App and web page records
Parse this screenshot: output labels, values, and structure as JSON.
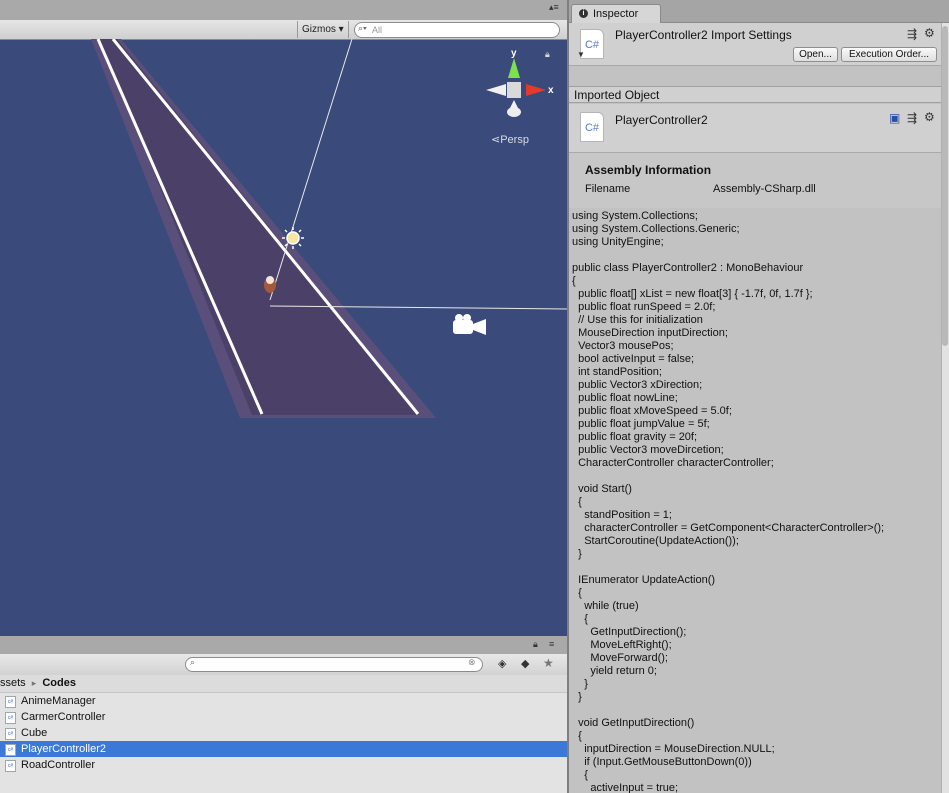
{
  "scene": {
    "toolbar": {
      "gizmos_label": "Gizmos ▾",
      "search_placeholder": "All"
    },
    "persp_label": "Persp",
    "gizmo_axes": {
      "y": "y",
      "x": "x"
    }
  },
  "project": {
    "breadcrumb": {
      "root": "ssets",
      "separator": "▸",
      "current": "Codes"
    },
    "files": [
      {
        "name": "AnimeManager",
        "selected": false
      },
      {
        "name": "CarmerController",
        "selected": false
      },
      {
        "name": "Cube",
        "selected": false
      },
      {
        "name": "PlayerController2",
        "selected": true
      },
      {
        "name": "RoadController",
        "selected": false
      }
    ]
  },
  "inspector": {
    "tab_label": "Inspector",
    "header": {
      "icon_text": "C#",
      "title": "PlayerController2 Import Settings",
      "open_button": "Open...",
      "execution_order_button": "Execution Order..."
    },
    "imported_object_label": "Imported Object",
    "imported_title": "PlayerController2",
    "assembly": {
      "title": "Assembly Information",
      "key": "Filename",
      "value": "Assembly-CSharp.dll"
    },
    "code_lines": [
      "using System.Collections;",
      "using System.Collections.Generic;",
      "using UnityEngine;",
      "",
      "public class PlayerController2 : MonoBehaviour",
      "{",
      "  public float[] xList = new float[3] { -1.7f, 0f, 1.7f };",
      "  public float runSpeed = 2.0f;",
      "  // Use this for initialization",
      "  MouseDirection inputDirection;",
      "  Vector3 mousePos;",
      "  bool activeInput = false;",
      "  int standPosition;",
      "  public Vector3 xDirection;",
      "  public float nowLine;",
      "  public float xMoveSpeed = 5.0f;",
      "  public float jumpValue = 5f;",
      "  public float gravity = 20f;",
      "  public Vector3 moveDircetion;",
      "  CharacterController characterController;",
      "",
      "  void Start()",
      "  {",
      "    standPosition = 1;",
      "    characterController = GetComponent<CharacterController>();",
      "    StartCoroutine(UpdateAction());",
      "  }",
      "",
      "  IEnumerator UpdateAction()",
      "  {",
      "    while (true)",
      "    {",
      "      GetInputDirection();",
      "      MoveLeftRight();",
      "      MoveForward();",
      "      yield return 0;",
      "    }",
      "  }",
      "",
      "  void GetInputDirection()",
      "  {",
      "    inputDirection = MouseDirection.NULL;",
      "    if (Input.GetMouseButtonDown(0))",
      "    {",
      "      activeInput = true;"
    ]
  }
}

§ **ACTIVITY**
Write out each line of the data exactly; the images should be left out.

§ **PROBLEM SOLUTION**
Parse this screenshot: output labels, values, and structure as JSON.
{
  "scene": {
    "toolbar": {
      "gizmos_label": "Gizmos ▾",
      "search_placeholder": "All"
    },
    "persp_label": "Persp",
    "gizmo_axes": {
      "y": "y",
      "x": "x"
    }
  },
  "project": {
    "breadcrumb": {
      "root": "ssets",
      "separator": "▸",
      "current": "Codes"
    },
    "files": [
      {
        "name": "AnimeManager",
        "selected": false
      },
      {
        "name": "CarmerController",
        "selected": false
      },
      {
        "name": "Cube",
        "selected": false
      },
      {
        "name": "PlayerController2",
        "selected": true
      },
      {
        "name": "RoadController",
        "selected": false
      }
    ]
  },
  "inspector": {
    "tab_label": "Inspector",
    "header": {
      "icon_text": "C#",
      "title": "PlayerController2 Import Settings",
      "open_button": "Open...",
      "execution_order_button": "Execution Order..."
    },
    "imported_object_label": "Imported Object",
    "imported_title": "PlayerController2",
    "assembly": {
      "title": "Assembly Information",
      "key": "Filename",
      "value": "Assembly-CSharp.dll"
    },
    "code_lines": [
      "using System.Collections;",
      "using System.Collections.Generic;",
      "using UnityEngine;",
      "",
      "public class PlayerController2 : MonoBehaviour",
      "{",
      "  public float[] xList = new float[3] { -1.7f, 0f, 1.7f };",
      "  public float runSpeed = 2.0f;",
      "  // Use this for initialization",
      "  MouseDirection inputDirection;",
      "  Vector3 mousePos;",
      "  bool activeInput = false;",
      "  int standPosition;",
      "  public Vector3 xDirection;",
      "  public float nowLine;",
      "  public float xMoveSpeed = 5.0f;",
      "  public float jumpValue = 5f;",
      "  public float gravity = 20f;",
      "  public Vector3 moveDircetion;",
      "  CharacterController characterController;",
      "",
      "  void Start()",
      "  {",
      "    standPosition = 1;",
      "    characterController = GetComponent<CharacterController>();",
      "    StartCoroutine(UpdateAction());",
      "  }",
      "",
      "  IEnumerator UpdateAction()",
      "  {",
      "    while (true)",
      "    {",
      "      GetInputDirection();",
      "      MoveLeftRight();",
      "      MoveForward();",
      "      yield return 0;",
      "    }",
      "  }",
      "",
      "  void GetInputDirection()",
      "  {",
      "    inputDirection = MouseDirection.NULL;",
      "    if (Input.GetMouseButtonDown(0))",
      "    {",
      "      activeInput = true;"
    ]
  }
}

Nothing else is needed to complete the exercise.